→ **MATERIAL PROVIDED**
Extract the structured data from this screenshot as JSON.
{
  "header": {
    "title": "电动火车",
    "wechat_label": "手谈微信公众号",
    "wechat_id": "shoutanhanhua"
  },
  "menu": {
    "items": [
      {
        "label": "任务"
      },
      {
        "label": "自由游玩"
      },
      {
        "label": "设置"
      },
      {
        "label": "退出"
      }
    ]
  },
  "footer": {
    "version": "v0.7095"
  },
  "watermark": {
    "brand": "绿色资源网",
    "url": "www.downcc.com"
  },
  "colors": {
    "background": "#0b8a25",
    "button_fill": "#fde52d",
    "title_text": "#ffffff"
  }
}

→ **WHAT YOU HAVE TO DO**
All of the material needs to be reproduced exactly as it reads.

→ **ANSWER SPACE**
Extract the structured data from this screenshot as JSON.
{
  "header": {
    "title": "电动火车",
    "wechat_label": "手谈微信公众号",
    "wechat_id": "shoutanhanhua"
  },
  "menu": {
    "items": [
      {
        "label": "任务"
      },
      {
        "label": "自由游玩"
      },
      {
        "label": "设置"
      },
      {
        "label": "退出"
      }
    ]
  },
  "footer": {
    "version": "v0.7095"
  },
  "watermark": {
    "brand": "绿色资源网",
    "url": "www.downcc.com"
  },
  "colors": {
    "background": "#0b8a25",
    "button_fill": "#fde52d",
    "title_text": "#ffffff"
  }
}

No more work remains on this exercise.